Honestly, I could probably do an entire week of posts on making good monsters. This catch-all post feels a little scattered to me, so I think I’ll revisit this once I’ve finished developing (and running) the dungeon my players are about to face since it is going to be all about realistic, intelligent, and creative monsters. This is going to be a lot of fun for me and will hopefully give my players the opportunity to rise to new challenges.

This Sounds Kind of similar to Feng Shui, but it’s Really Basic Psychology

What do you need to create a positive environment? I’m being specifically general here. Positive work environment at whatever job you hold, positive home environment, positive creative environment, etc. Seriously, Its super open-ended.

Mine tend to shift depending on which ones. For my creative environments, I like low light, no glare, some kind of music playing softly (though the music changes depending on what I’m doing), and something to drink. Usually water or tea are my beverages of choice, but I’ll drink anything but alcohol. Alcohol and I have some significant creative differences. I also need someplace away from movement and activity since I’m constantly distracted by anything moving. Like all the dogs from Up. Its horrible.

At work, my positive environment has a lot less to do with what’s around me and a lot more with what I’m doing. Sitting still too long bums me out, so I take walks around my building and drop by my coworkers’ offices to give them candy. I am known, and worshiped, as the Candy God by my peers. Mostly I like making people happy and you’d be surprised how much positive effect a bite-size Reese’s Peanut Butter Cup can have on Twenty-Somethings. Other than that, I like to change my office around fairly often, do lots of different work tasks, and get heard when I’ve got something to say.

Positive environments are important to me because I have a tendency toward dour outlooks, depression, and jaded negativity as a result of, well, mostly student debt. That’s the biggest cause. For pretty much everything that isn’t just super awesome in my life. Honestly, aside from that and its side effects, my life is pretty awesome. This is a rare moment of real appreciate, brought to you by the power of a positive environment and two hours of ass-kicking exercise.

Literally ass-kicking. Someone snuck up behind me at my foam fighting practice and was going to nudge me in the butt except I started backpedaling right into their foot. It was a cat-ASS-trophe.

This sort of environment something I’ve spent a lot of time and effort into learning to create. And to do without. As a writer who has a full-time job to pay my bills, I can’t really afford to spend all my time in this perfect little world. I can’t create this kind of environment on business trips. Hotels generally frown on burning candles and I’d hate to have to buy matches at every destination. I also tend to work late so I can’t always get my writing time in at home, sometimes its done sitting on one of the couches in a lounge somewhere or on a bit of shady grass.

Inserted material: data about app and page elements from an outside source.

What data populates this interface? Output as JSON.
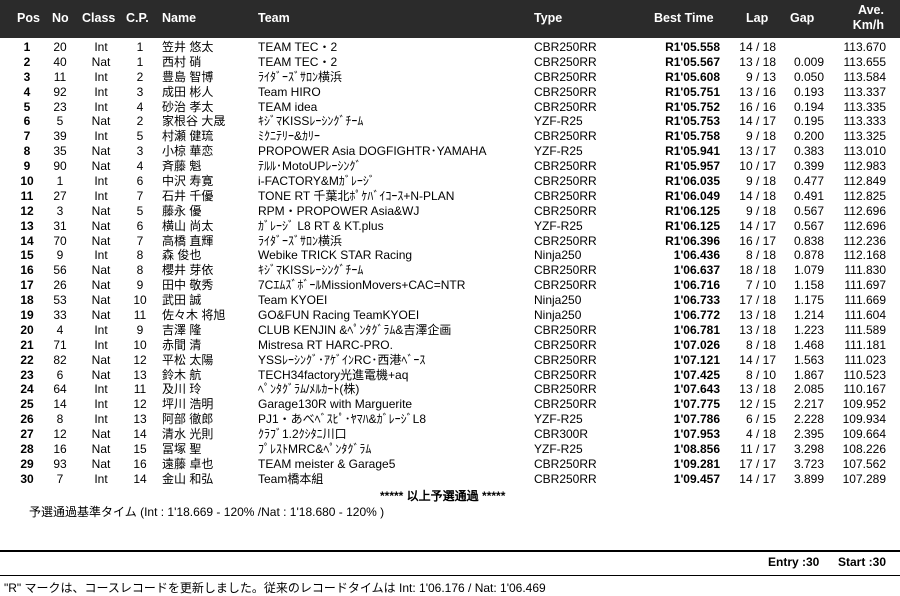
{
  "headers": {
    "pos": "Pos",
    "no": "No",
    "class": "Class",
    "cp": "C.P.",
    "name": "Name",
    "team": "Team",
    "type": "Type",
    "best": "Best Time",
    "lap": "Lap",
    "gap": "Gap",
    "avg_line1": "Ave.",
    "avg_line2": "Km/h"
  },
  "rows": [
    {
      "pos": "1",
      "no": "20",
      "class": "Int",
      "cp": "1",
      "name": "笠井 悠太",
      "team": "TEAM TEC・2",
      "type": "CBR250RR",
      "best": "R1'05.558",
      "lap": "14 / 18",
      "gap": "",
      "avg": "113.670"
    },
    {
      "pos": "2",
      "no": "40",
      "class": "Nat",
      "cp": "1",
      "name": "西村 硝",
      "team": "TEAM TEC・2",
      "type": "CBR250RR",
      "best": "R1'05.567",
      "lap": "13 / 18",
      "gap": "0.009",
      "avg": "113.655"
    },
    {
      "pos": "3",
      "no": "11",
      "class": "Int",
      "cp": "2",
      "name": "豊島 智博",
      "team": "ﾗｲﾀﾞｰｽﾞｻﾛﾝ横浜",
      "type": "CBR250RR",
      "best": "R1'05.608",
      "lap": "9 / 13",
      "gap": "0.050",
      "avg": "113.584"
    },
    {
      "pos": "4",
      "no": "92",
      "class": "Int",
      "cp": "3",
      "name": "成田 彬人",
      "team": "Team HIRO",
      "type": "CBR250RR",
      "best": "R1'05.751",
      "lap": "13 / 16",
      "gap": "0.193",
      "avg": "113.337"
    },
    {
      "pos": "5",
      "no": "23",
      "class": "Int",
      "cp": "4",
      "name": "砂治 孝太",
      "team": "TEAM idea",
      "type": "CBR250RR",
      "best": "R1'05.752",
      "lap": "16 / 16",
      "gap": "0.194",
      "avg": "113.335"
    },
    {
      "pos": "6",
      "no": "5",
      "class": "Nat",
      "cp": "2",
      "name": "家根谷 大晟",
      "team": "ｷｼﾞﾏKISSﾚｰｼﾝｸﾞﾁｰﾑ",
      "type": "YZF-R25",
      "best": "R1'05.753",
      "lap": "14 / 17",
      "gap": "0.195",
      "avg": "113.333"
    },
    {
      "pos": "7",
      "no": "39",
      "class": "Int",
      "cp": "5",
      "name": "村瀬 健琉",
      "team": "ﾐｸﾆﾃﾘｰ&ｶﾘｰ",
      "type": "CBR250RR",
      "best": "R1'05.758",
      "lap": "9 / 18",
      "gap": "0.200",
      "avg": "113.325"
    },
    {
      "pos": "8",
      "no": "35",
      "class": "Nat",
      "cp": "3",
      "name": "小椋 華恋",
      "team": "PROPOWER Asia DOGFIGHTR･YAMAHA",
      "type": "YZF-R25",
      "best": "R1'05.941",
      "lap": "13 / 17",
      "gap": "0.383",
      "avg": "113.010"
    },
    {
      "pos": "9",
      "no": "90",
      "class": "Nat",
      "cp": "4",
      "name": "斉藤 魁",
      "team": "ﾃﾙﾙ･MotoUPﾚｰｼﾝｸﾞ",
      "type": "CBR250RR",
      "best": "R1'05.957",
      "lap": "10 / 17",
      "gap": "0.399",
      "avg": "112.983"
    },
    {
      "pos": "10",
      "no": "1",
      "class": "Int",
      "cp": "6",
      "name": "中沢 寿寛",
      "team": "i-FACTORY&Mｶﾞﾚｰｼﾞ",
      "type": "CBR250RR",
      "best": "R1'06.035",
      "lap": "9 / 18",
      "gap": "0.477",
      "avg": "112.849"
    },
    {
      "pos": "11",
      "no": "27",
      "class": "Int",
      "cp": "7",
      "name": "石井 千優",
      "team": "TONE RT 千葉北ﾎﾟｹﾊﾞｲｺｰｽ+N-PLAN",
      "type": "CBR250RR",
      "best": "R1'06.049",
      "lap": "14 / 18",
      "gap": "0.491",
      "avg": "112.825"
    },
    {
      "pos": "12",
      "no": "3",
      "class": "Nat",
      "cp": "5",
      "name": "藤永 優",
      "team": "RPM・PROPOWER Asia&WJ",
      "type": "CBR250RR",
      "best": "R1'06.125",
      "lap": "9 / 18",
      "gap": "0.567",
      "avg": "112.696"
    },
    {
      "pos": "13",
      "no": "31",
      "class": "Nat",
      "cp": "6",
      "name": "横山 尚太",
      "team": "ｶﾞﾚｰｼﾞ L8 RT & KT.plus",
      "type": "YZF-R25",
      "best": "R1'06.125",
      "lap": "14 / 17",
      "gap": "0.567",
      "avg": "112.696"
    },
    {
      "pos": "14",
      "no": "70",
      "class": "Nat",
      "cp": "7",
      "name": "高橋 直輝",
      "team": "ﾗｲﾀﾞｰｽﾞｻﾛﾝ横浜",
      "type": "CBR250RR",
      "best": "R1'06.396",
      "lap": "16 / 17",
      "gap": "0.838",
      "avg": "112.236"
    },
    {
      "pos": "15",
      "no": "9",
      "class": "Int",
      "cp": "8",
      "name": "森 俊也",
      "team": "Webike TRICK STAR Racing",
      "type": "Ninja250",
      "best": "1'06.436",
      "lap": "8 / 18",
      "gap": "0.878",
      "avg": "112.168"
    },
    {
      "pos": "16",
      "no": "56",
      "class": "Nat",
      "cp": "8",
      "name": "櫻井 芽依",
      "team": "ｷｼﾞﾏKISSﾚｰｼﾝｸﾞﾁｰﾑ",
      "type": "CBR250RR",
      "best": "1'06.637",
      "lap": "18 / 18",
      "gap": "1.079",
      "avg": "111.830"
    },
    {
      "pos": "17",
      "no": "26",
      "class": "Nat",
      "cp": "9",
      "name": "田中 敬秀",
      "team": "7CｴﾑｽﾞﾎﾞｰﾙMissionMovers+CAC=NTR",
      "type": "CBR250RR",
      "best": "1'06.716",
      "lap": "7 / 10",
      "gap": "1.158",
      "avg": "111.697"
    },
    {
      "pos": "18",
      "no": "53",
      "class": "Nat",
      "cp": "10",
      "name": "武田 誠",
      "team": "Team KYOEI",
      "type": "Ninja250",
      "best": "1'06.733",
      "lap": "17 / 18",
      "gap": "1.175",
      "avg": "111.669"
    },
    {
      "pos": "19",
      "no": "33",
      "class": "Nat",
      "cp": "11",
      "name": "佐々木 将旭",
      "team": "GO&FUN Racing TeamKYOEI",
      "type": "Ninja250",
      "best": "1'06.772",
      "lap": "13 / 18",
      "gap": "1.214",
      "avg": "111.604"
    },
    {
      "pos": "20",
      "no": "4",
      "class": "Int",
      "cp": "9",
      "name": "吉澤 隆",
      "team": "CLUB KENJIN &ﾍﾟﾝﾀｸﾞﾗﾑ&吉澤企画",
      "type": "CBR250RR",
      "best": "1'06.781",
      "lap": "13 / 18",
      "gap": "1.223",
      "avg": "111.589"
    },
    {
      "pos": "21",
      "no": "71",
      "class": "Int",
      "cp": "10",
      "name": "赤間 清",
      "team": "Mistresa RT HARC-PRO.",
      "type": "CBR250RR",
      "best": "1'07.026",
      "lap": "8 / 18",
      "gap": "1.468",
      "avg": "111.181"
    },
    {
      "pos": "22",
      "no": "82",
      "class": "Nat",
      "cp": "12",
      "name": "平松 太陽",
      "team": "YSSﾚｰｼﾝｸﾞ･ｱｹﾞｲﾝRC･西港ﾍﾞｰｽ",
      "type": "CBR250RR",
      "best": "1'07.121",
      "lap": "14 / 17",
      "gap": "1.563",
      "avg": "111.023"
    },
    {
      "pos": "23",
      "no": "6",
      "class": "Nat",
      "cp": "13",
      "name": "鈴木 航",
      "team": "TECH34factory光進電機+aq",
      "type": "CBR250RR",
      "best": "1'07.425",
      "lap": "8 / 10",
      "gap": "1.867",
      "avg": "110.523"
    },
    {
      "pos": "24",
      "no": "64",
      "class": "Int",
      "cp": "11",
      "name": "及川 玲",
      "team": "ﾍﾟﾝﾀｸﾞﾗﾑ/ﾒﾙｶｰﾄ(株)",
      "type": "CBR250RR",
      "best": "1'07.643",
      "lap": "13 / 18",
      "gap": "2.085",
      "avg": "110.167"
    },
    {
      "pos": "25",
      "no": "14",
      "class": "Int",
      "cp": "12",
      "name": "坪川 浩明",
      "team": "Garage130R with Marguerite",
      "type": "CBR250RR",
      "best": "1'07.775",
      "lap": "12 / 15",
      "gap": "2.217",
      "avg": "109.952"
    },
    {
      "pos": "26",
      "no": "8",
      "class": "Int",
      "cp": "13",
      "name": "阿部 徹郎",
      "team": "PJ1・あべﾍﾞｽﾋﾟ･ﾔﾏﾊ&ｶﾞﾚｰｼﾞL8",
      "type": "YZF-R25",
      "best": "1'07.786",
      "lap": "6 / 15",
      "gap": "2.228",
      "avg": "109.934"
    },
    {
      "pos": "27",
      "no": "12",
      "class": "Nat",
      "cp": "14",
      "name": "清水 光則",
      "team": "ｸﾗﾌﾞ1.2ｸｼﾀﾆ川口",
      "type": "CBR300R",
      "best": "1'07.953",
      "lap": "4 / 18",
      "gap": "2.395",
      "avg": "109.664"
    },
    {
      "pos": "28",
      "no": "16",
      "class": "Nat",
      "cp": "15",
      "name": "冨塚 聖",
      "team": "ﾌﾟﾚｽﾄMRC&ﾍﾟﾝﾀｸﾞﾗﾑ",
      "type": "YZF-R25",
      "best": "1'08.856",
      "lap": "11 / 17",
      "gap": "3.298",
      "avg": "108.226"
    },
    {
      "pos": "29",
      "no": "93",
      "class": "Nat",
      "cp": "16",
      "name": "遠藤 卓也",
      "team": "TEAM meister & Garage5",
      "type": "CBR250RR",
      "best": "1'09.281",
      "lap": "17 / 17",
      "gap": "3.723",
      "avg": "107.562"
    },
    {
      "pos": "30",
      "no": "7",
      "class": "Int",
      "cp": "14",
      "name": "金山 和弘",
      "team": "Team橋本組",
      "type": "CBR250RR",
      "best": "1'09.457",
      "lap": "14 / 17",
      "gap": "3.899",
      "avg": "107.289"
    }
  ],
  "qualify_note": "***** 以上予選通過 *****",
  "qualify_standard": "予選通過基準タイム (Int : 1'18.669 - 120% /Nat : 1'18.680 - 120% )",
  "entry": "Entry :30",
  "start": "Start :30",
  "record_note": "\"R\" マークは、コースレコードを更新しました。従来のレコードタイムは Int: 1'06.176 / Nat: 1'06.469"
}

That being said, it’s always so much easier to work when I’m at home. I’m more relaxed, better able to focus, and a lot more creative. I do my best work at home.

I think a lot of people underestimate the value of a positive environment. A lot of introverts have it pretty well-figured out since we need this sort of thing to really relax at all, but every can benefit from knowing what you need in order to do you best. Maybe its collaboration with a group of peers or the quiet of an office by yourself with signs warning people away. Maybe you need complete silence or maybe something rhythmic to keep your mind focused and sharp.

There’s nothing wrong with needing a specific setup to work. Knowing how you work best and doing what you can to create that sort of environment can not only help you excel, but it can help those around you and your relationships with them. The more relaxed you are, the easier it’ll be to interact with them. A lot of workplaces do studies on exactly this sort of thing, which is how we’ve gone from cubicles to the “open office” concept that removes privacy and gives everyone access to you at all times (can you tell I’m not a fan? Thank god I’ve got an office…).

What do you need? I’d love to hear about it.